The winners 👇


Lattes For Change - Skip a latte and save a life.

@frantzfries built a platform where you can see how skipping your morning latte could do for the world.

A great product for a great cause.

Congrats Chris on winning $250!


Instaland - Create amazing landing pages for your followers.

A team project! @bpmct and @BaileyPumfleet built a tool for social media influencers to create simple "swipe up" landing pages for followers.

Really impressive for 24 hours. Congrats!


SayHenlo - Chat without distractions

Built by @DaltonEdwards, it's a platform for combatting conversation overload. This product was also coded exclusively from an iPad 😲

Dalton is a beast. I'm so excited he placed in the top 10.


CoderStory - Learn to code from developers across the globe!

Built by @jesswallaceuk, the project is focused on highlighting the experience of developers and people learning to code.

I wish this existed when I learned to code! Congrats on $250!!
A brief analysis and comparison of the CSS for Twitter's PWA vs Twitter's legacy desktop website. The difference is dramatic and I'll touch on some reasons why.

Legacy site *downloads* ~630 KB CSS per theme and writing direction.

6,769 rules
9,252 selectors
16.7k declarations
3,370 unique declarations
44 media queries
36 unique colors
50 unique background colors
46 unique font sizes
39 unique z-indices

PWA *incrementally generates* ~30 KB CSS that handles all themes and writing directions.

735 rules
740 selectors
757 declarations
730 unique declarations
0 media queries
11 unique colors
32 unique background colors
15 unique font sizes
7 unique z-indices

The legacy site's CSS is what happens when hundreds of people directly write CSS over many years. Specificity wars, redundancy, a house of cards that can't be fixed. The result is extremely inefficient and error-prone styling that punishes users and developers.

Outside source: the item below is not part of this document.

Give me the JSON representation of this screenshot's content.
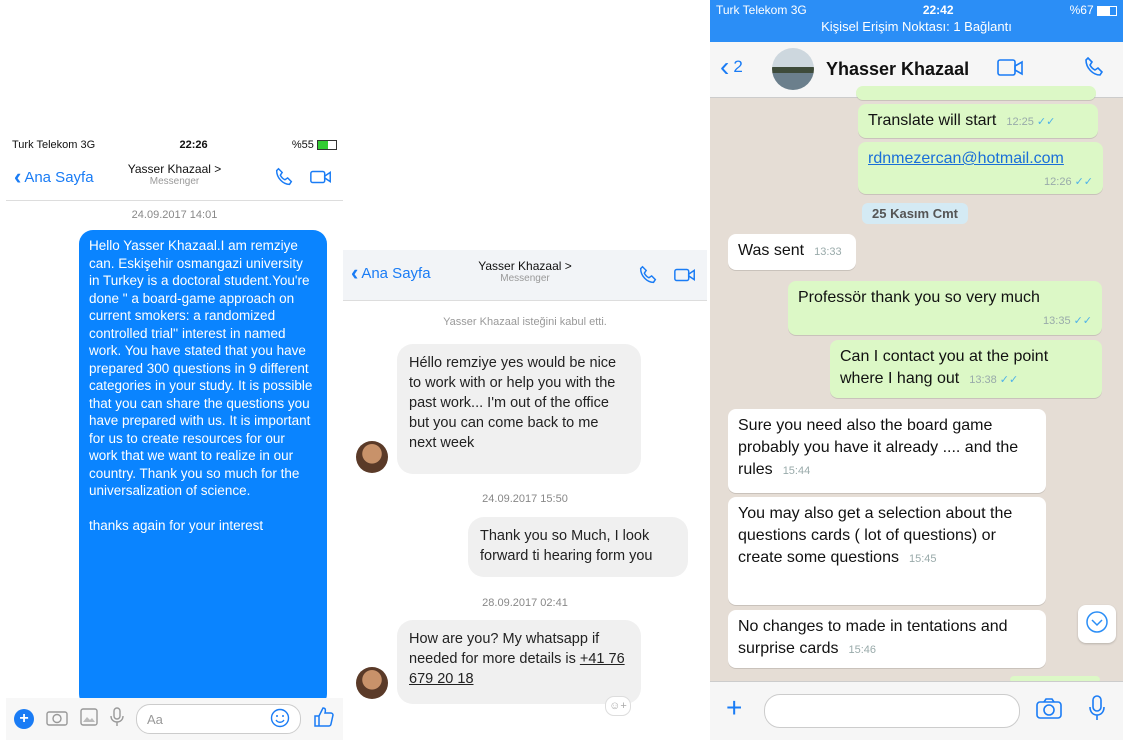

The PWA's CSS is generated on-demand by a JS framework that manages styles and outputs "atomic CSS". The framework can enforce strict constraints and perform optimisations, which is why the CSS is so much smaller and safer. Style conflicts and unbounded CSS growth are avoided.